In lines 216-221:

        red_nbytes = MIN (nbytes
                      - ((nbytes / (offsetof (DIRENT_TYPE, d_name) + 14))
                         * size_diff),
                      nbytes - size_diff);

        skdp = kdp = __alloca (red_nbytes);

it is obvious that `red_nbytes' may be negative (or rather, wrapped-around),
since `nbytes' is a value given by the user (and may even be 0).

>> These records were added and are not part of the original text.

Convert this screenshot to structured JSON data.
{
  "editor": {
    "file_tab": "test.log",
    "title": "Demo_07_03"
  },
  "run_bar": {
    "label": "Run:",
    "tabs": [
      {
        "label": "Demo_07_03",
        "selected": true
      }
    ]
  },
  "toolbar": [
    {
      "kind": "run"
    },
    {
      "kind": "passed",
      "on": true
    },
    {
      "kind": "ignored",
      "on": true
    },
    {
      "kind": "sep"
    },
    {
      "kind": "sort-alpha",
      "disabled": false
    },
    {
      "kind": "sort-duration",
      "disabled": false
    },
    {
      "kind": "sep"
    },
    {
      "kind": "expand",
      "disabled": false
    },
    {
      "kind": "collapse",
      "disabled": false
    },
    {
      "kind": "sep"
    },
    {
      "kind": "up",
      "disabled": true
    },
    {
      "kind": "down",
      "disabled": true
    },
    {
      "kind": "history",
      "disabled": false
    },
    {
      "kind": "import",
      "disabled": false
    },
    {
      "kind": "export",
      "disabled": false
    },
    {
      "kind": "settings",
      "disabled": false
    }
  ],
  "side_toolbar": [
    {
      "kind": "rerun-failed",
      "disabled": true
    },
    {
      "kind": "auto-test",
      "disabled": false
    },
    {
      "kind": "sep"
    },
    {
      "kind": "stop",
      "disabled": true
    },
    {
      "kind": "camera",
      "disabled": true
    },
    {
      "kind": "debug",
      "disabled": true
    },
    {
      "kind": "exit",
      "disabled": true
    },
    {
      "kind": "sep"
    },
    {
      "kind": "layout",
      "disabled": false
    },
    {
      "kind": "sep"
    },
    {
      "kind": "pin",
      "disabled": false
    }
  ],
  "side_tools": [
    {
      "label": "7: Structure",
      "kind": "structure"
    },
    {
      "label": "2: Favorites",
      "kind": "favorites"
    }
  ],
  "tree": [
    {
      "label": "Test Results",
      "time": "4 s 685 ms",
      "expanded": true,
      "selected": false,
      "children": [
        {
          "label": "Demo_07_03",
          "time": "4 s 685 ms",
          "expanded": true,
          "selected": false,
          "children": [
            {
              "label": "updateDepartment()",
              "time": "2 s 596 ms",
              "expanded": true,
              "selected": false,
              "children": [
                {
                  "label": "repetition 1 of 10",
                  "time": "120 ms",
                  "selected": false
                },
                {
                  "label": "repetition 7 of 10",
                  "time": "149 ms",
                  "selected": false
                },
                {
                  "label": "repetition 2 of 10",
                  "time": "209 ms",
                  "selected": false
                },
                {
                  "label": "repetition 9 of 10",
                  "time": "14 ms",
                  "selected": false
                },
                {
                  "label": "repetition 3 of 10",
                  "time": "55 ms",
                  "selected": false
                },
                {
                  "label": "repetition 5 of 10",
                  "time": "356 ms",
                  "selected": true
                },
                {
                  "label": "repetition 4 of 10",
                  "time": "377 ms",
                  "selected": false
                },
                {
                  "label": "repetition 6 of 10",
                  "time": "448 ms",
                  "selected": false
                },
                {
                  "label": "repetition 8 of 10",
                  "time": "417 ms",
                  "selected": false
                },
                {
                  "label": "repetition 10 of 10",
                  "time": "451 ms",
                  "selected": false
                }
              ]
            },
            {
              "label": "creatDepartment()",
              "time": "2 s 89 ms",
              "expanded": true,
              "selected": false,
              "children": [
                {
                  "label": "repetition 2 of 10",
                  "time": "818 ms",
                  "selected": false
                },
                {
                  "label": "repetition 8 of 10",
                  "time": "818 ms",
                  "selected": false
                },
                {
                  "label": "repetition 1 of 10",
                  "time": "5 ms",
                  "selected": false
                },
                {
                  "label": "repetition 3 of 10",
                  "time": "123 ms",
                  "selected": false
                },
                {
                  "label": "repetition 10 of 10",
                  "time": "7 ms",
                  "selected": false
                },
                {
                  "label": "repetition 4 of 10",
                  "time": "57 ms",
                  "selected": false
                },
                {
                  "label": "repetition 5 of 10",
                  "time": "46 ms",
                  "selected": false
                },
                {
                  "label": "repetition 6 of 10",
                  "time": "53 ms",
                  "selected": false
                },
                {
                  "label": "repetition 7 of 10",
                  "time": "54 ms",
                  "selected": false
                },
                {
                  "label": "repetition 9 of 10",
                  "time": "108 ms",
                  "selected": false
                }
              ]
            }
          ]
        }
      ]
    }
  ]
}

The above patch is given in the attached `getdents.diff-u'
--- getdents.c.orig     2003-12-04 19:11:38.000000000 +0200
+++ getdents.c  2003-12-04 19:38:06.000000000 +0200
@@ -117,7 +117,7 @@
       size_t kbytes = nbytes;
       if (offsetof (DIRENT_TYPE, d_name)
          < offsetof (struct kernel_dirent64, d_name)
-         && nbytes <= sizeof (DIRENT_TYPE))
+         && nbytes <= sizeof (kernel_dirent64))
          kbytes = nbytes + offsetof (struct kernel_dirent64, d_name)
                   - offsetof (DIRENT_TYPE, d_name);
@@ -175,8 +175,7 @@
              outp->u.d_off = d_off;
              if ((sizeof (outp->u.d_ino) != sizeof (inp->k.d_ino)
                   && outp->u.d_ino != d_ino)
-                 || (sizeof (outp->u.d_off) != sizeof (inp->k.d_off)
-                     && outp->u.d_off != d_off))
+                 )
                  /* Overflow.  If there was at least one entry
                     before this one, return them without error,
@@ -190,7 +189,10 @@
                  return -1;
-             last_offset = d_off;
+             if( last_offset == -1 )
+               last_offset = 0;
+             last_offset += old_reclen;
              outp->u.d_reclen = new_reclen;
              outp->u.d_type = d_type;
@@ -213,6 +215,7 @@
     const size_t size_diff = (offsetof (DIRENT_TYPE, d_name)
                              - offsetof (struct kernel_dirent, d_name));
+    /* bug? (nbytes might be smaller than right side of minus) */
     red_nbytes = MIN (nbytes
                      - ((nbytes / (offsetof (DIRENT_TYPE, d_name) + 14))
                         * size_diff),

reply via email to

[Prev in Thread] Current Thread [Next in Thread]